Many of the protesters are young. Joblessness seems to be a persistent theme. A blog that has become popular has pictures of people's faces next to stories of economic woe and messages of support for the protesters.
Nathaniel Glosser, a 46-year-old Pittsburgh writer, is helping organize what he calls "the Occupy Pittsburgh movement.""After several days of searching on the Internet, I found that there were several hundred people who had signed up on the Facebook group and then I just jumped in with both feet," Mr. Glosser said. "Most of the people who started this have very little organizing experience."
Mr. Glosser, a veteran of anti-war marches, said he was inspired by what he saw in New York and started looking for people online who might do something like it in Pittsburgh.
Mr. Glosser's group plans to meet at a Unitarian church on Wednesday and plans to hold its first rally on Oct. 15.
In Los Angeles, hundreds marched on City Hall on Saturday on the first day of protests. In San Francisco, about two dozen people camped out Sunday afternoon outside the Federal Reserve branch. Some had tents. Others played guitars. Their posters said: "Arrest the fat cats."Organizers shouted instructions through a small orange cone: No violence, be friendly to police, continue "the revolution."
In Chicago, protesters occupied a narrow sidewalk outside the city's branch of the Federal Reserve Bank. They've been there around the clock for 10 consecutive days. At 3 p.m. Sunday, more than 100 gathered for an organizational meeting that was labeled the general assembly in which anyone can participate—a hallmark of the protests.
The protesters were diverse in race, gender, age and dress. Among the headwear in the crowd were beanies, ushankas, do-rags, fedoras, bandanas and one green helmet. Some wore boots, others were barefoot. Some offered handrolled cigarettes out of small vintage cases.
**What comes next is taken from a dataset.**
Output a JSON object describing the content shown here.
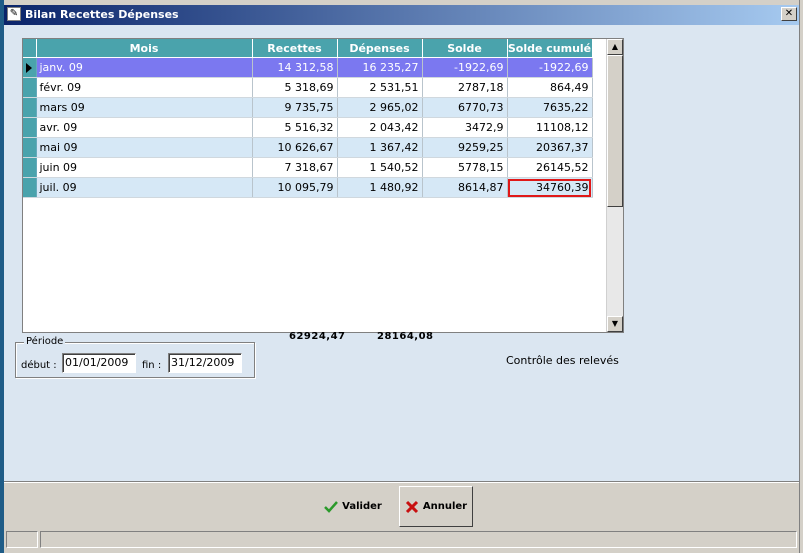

Many gave their Twitter handle in addition to their name when introducing themselves.Protesters in Chicago are putting the New York group's grievances to a vote, amending some and adopting others as is.
James Cox, a 25-year-old waitress, discovered the movement on Twitter and showed up on the second day when there were just seven people. She has now slept on the sidewalk for a week and has become and organizer, keeping track of donated food and water.
"We definitely stand in solidarity," said Mark Banks, a 30-year-old unemployed biochemist and Occupy Chicago spokesman. "But we're employing a very careful, inclusive process to make sure what they're trying to say is what we're trying to say"
"We are part of a global and spreading movement," shouted Micah Philbrook, a 33-year-old actor with shaggy white hair who serves a press liaison for the Occupy Chicago movement. To amplify the speakers' words, the crowd repeated each sentence.
"I'm a semi-disabled 58 yr old granny with little or no transportation but whenever it is decided on date & place for OUR rally, I will do my darnedest to be there!" wrote a woman name Marilyn McCarty on the Facebook page for a Birmingham, Ala., occupation, which does not yet have a set date or time.
By ANDREW GROSSMAN in New York and JACK NICAS in Chicago—The Associated Press and Geoffrey Fowler contributed to this article.
Write to Andrew Grossman at firstname.lastname@example.org